- **TASK DESCRIPTION**: How many lines within the records include the word "icon"? Only that number should be given.

- **DATA FOR REVIEW**:
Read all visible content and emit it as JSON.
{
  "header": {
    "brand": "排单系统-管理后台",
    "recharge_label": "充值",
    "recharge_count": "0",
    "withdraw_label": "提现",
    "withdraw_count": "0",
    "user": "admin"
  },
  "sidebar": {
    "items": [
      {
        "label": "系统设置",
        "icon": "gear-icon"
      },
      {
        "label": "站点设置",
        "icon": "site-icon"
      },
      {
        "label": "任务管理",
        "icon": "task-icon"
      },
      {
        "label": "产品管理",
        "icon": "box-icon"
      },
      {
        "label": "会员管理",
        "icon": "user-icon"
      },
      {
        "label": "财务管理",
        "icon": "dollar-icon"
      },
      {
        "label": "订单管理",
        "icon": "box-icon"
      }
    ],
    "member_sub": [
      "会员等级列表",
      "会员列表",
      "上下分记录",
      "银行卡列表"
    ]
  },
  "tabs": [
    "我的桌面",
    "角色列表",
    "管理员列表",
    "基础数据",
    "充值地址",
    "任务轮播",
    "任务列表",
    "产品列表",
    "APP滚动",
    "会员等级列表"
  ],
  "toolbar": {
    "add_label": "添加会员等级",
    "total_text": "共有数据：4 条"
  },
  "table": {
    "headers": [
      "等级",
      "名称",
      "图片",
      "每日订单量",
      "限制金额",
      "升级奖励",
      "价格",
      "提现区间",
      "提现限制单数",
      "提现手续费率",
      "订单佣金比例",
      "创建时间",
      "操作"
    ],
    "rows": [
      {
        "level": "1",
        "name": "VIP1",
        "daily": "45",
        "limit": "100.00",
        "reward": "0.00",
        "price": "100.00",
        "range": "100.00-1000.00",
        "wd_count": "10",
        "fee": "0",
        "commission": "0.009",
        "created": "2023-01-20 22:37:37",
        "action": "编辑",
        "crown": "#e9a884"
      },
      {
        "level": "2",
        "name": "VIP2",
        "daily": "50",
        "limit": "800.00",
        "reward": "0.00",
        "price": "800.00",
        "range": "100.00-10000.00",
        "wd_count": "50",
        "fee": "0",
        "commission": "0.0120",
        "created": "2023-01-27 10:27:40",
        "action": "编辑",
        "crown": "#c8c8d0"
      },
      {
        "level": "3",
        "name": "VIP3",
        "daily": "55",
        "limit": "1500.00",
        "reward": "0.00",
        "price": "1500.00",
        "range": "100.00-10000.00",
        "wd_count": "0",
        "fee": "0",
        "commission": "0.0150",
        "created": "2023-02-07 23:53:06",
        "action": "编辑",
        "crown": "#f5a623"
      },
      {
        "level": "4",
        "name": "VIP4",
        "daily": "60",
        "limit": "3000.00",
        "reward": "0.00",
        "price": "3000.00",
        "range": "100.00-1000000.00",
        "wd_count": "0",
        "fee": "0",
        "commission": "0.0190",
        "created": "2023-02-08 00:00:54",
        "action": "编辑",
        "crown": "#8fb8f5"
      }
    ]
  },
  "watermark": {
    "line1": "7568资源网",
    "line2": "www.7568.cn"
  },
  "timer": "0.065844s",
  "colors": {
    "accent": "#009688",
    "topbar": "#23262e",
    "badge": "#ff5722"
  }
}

- **TASK OUTPUT**: 7